### TASK DIRECTIONS
Every record must be copied exactly. Leave nothing out.
'''
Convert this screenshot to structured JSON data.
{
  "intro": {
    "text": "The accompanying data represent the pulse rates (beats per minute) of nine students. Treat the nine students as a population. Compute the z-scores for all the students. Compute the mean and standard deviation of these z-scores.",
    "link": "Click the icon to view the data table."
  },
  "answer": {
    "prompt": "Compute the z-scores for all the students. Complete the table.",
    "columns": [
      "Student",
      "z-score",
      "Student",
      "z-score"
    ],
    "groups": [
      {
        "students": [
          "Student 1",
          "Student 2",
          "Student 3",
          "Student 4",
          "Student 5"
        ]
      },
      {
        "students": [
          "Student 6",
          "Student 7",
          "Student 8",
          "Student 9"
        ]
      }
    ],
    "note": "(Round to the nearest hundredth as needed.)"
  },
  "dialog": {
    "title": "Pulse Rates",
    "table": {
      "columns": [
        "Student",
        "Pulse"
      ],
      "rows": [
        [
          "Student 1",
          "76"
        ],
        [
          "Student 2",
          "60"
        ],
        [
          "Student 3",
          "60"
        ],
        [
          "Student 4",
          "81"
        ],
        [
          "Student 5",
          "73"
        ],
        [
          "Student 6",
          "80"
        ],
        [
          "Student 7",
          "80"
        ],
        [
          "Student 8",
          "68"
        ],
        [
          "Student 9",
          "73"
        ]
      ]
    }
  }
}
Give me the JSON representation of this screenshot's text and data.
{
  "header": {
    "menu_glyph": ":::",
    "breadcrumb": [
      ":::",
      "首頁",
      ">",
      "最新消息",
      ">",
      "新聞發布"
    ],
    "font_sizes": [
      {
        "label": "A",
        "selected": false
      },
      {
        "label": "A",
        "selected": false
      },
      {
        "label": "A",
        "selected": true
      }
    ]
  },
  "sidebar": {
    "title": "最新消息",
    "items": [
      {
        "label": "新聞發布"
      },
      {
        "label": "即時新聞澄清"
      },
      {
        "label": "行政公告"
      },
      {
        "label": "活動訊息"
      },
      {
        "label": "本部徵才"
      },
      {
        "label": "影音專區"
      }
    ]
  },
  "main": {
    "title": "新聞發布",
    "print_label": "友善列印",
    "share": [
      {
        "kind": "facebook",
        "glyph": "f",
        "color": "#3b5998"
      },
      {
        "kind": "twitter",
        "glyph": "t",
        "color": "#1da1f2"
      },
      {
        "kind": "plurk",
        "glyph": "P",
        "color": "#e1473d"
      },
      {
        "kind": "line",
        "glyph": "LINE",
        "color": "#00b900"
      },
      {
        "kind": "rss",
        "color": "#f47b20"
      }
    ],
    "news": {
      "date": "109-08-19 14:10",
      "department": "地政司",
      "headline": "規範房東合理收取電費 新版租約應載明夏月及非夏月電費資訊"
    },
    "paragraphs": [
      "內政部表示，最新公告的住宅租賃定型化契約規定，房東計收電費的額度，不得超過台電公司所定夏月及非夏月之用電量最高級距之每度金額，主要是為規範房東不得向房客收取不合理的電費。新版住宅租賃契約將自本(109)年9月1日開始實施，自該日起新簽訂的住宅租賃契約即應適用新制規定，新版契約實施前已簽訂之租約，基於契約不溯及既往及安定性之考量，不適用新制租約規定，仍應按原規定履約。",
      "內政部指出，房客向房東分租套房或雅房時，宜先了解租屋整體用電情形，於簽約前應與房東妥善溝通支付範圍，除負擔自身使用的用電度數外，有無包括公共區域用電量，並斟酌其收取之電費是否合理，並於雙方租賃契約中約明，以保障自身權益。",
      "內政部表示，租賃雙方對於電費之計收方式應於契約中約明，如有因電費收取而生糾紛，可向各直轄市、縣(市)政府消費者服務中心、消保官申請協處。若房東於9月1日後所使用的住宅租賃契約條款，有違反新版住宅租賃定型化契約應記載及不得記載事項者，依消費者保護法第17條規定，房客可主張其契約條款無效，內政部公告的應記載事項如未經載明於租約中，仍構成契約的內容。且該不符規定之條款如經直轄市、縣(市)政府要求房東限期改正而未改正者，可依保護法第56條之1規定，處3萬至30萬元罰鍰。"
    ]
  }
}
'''
### RESPONSE FOR THIS EXERCISE
Convert this screenshot to structured JSON data.
{
  "intro": {
    "text": "The accompanying data represent the pulse rates (beats per minute) of nine students. Treat the nine students as a population. Compute the z-scores for all the students. Compute the mean and standard deviation of these z-scores.",
    "link": "Click the icon to view the data table."
  },
  "answer": {
    "prompt": "Compute the z-scores for all the students. Complete the table.",
    "columns": [
      "Student",
      "z-score",
      "Student",
      "z-score"
    ],
    "groups": [
      {
        "students": [
          "Student 1",
          "Student 2",
          "Student 3",
          "Student 4",
          "Student 5"
        ]
      },
      {
        "students": [
          "Student 6",
          "Student 7",
          "Student 8",
          "Student 9"
        ]
      }
    ],
    "note": "(Round to the nearest hundredth as needed.)"
  },
  "dialog": {
    "title": "Pulse Rates",
    "table": {
      "columns": [
        "Student",
        "Pulse"
      ],
      "rows": [
        [
          "Student 1",
          "76"
        ],
        [
          "Student 2",
          "60"
        ],
        [
          "Student 3",
          "60"
        ],
        [
          "Student 4",
          "81"
        ],
        [
          "Student 5",
          "73"
        ],
        [
          "Student 6",
          "80"
        ],
        [
          "Student 7",
          "80"
        ],
        [
          "Student 8",
          "68"
        ],
        [
          "Student 9",
          "73"
        ]
      ]
    }
  }
}
Give me the JSON representation of this screenshot's text and data.
{
  "header": {
    "menu_glyph": ":::",
    "breadcrumb": [
      ":::",
      "首頁",
      ">",
      "最新消息",
      ">",
      "新聞發布"
    ],
    "font_sizes": [
      {
        "label": "A",
        "selected": false
      },
      {
        "label": "A",
        "selected": false
      },
      {
        "label": "A",
        "selected": true
      }
    ]
  },
  "sidebar": {
    "title": "最新消息",
    "items": [
      {
        "label": "新聞發布"
      },
      {
        "label": "即時新聞澄清"
      },
      {
        "label": "行政公告"
      },
      {
        "label": "活動訊息"
      },
      {
        "label": "本部徵才"
      },
      {
        "label": "影音專區"
      }
    ]
  },
  "main": {
    "title": "新聞發布",
    "print_label": "友善列印",
    "share": [
      {
        "kind": "facebook",
        "glyph": "f",
        "color": "#3b5998"
      },
      {
        "kind": "twitter",
        "glyph": "t",
        "color": "#1da1f2"
      },
      {
        "kind": "plurk",
        "glyph": "P",
        "color": "#e1473d"
      },
      {
        "kind": "line",
        "glyph": "LINE",
        "color": "#00b900"
      },
      {
        "kind": "rss",
        "color": "#f47b20"
      }
    ],
    "news": {
      "date": "109-08-19 14:10",
      "department": "地政司",
      "headline": "規範房東合理收取電費 新版租約應載明夏月及非夏月電費資訊"
    },
    "paragraphs": [
      "內政部表示，最新公告的住宅租賃定型化契約規定，房東計收電費的額度，不得超過台電公司所定夏月及非夏月之用電量最高級距之每度金額，主要是為規範房東不得向房客收取不合理的電費。新版住宅租賃契約將自本(109)年9月1日開始實施，自該日起新簽訂的住宅租賃契約即應適用新制規定，新版契約實施前已簽訂之租約，基於契約不溯及既往及安定性之考量，不適用新制租約規定，仍應按原規定履約。",
      "內政部指出，房客向房東分租套房或雅房時，宜先了解租屋整體用電情形，於簽約前應與房東妥善溝通支付範圍，除負擔自身使用的用電度數外，有無包括公共區域用電量，並斟酌其收取之電費是否合理，並於雙方租賃契約中約明，以保障自身權益。",
      "內政部表示，租賃雙方對於電費之計收方式應於契約中約明，如有因電費收取而生糾紛，可向各直轄市、縣(市)政府消費者服務中心、消保官申請協處。若房東於9月1日後所使用的住宅租賃契約條款，有違反新版住宅租賃定型化契約應記載及不得記載事項者，依消費者保護法第17條規定，房客可主張其契約條款無效，內政部公告的應記載事項如未經載明於租約中，仍構成契約的內容。且該不符規定之條款如經直轄市、縣(市)政府要求房東限期改正而未改正者，可依保護法第56條之1規定，處3萬至30萬元罰鍰。"
    ]
  }
}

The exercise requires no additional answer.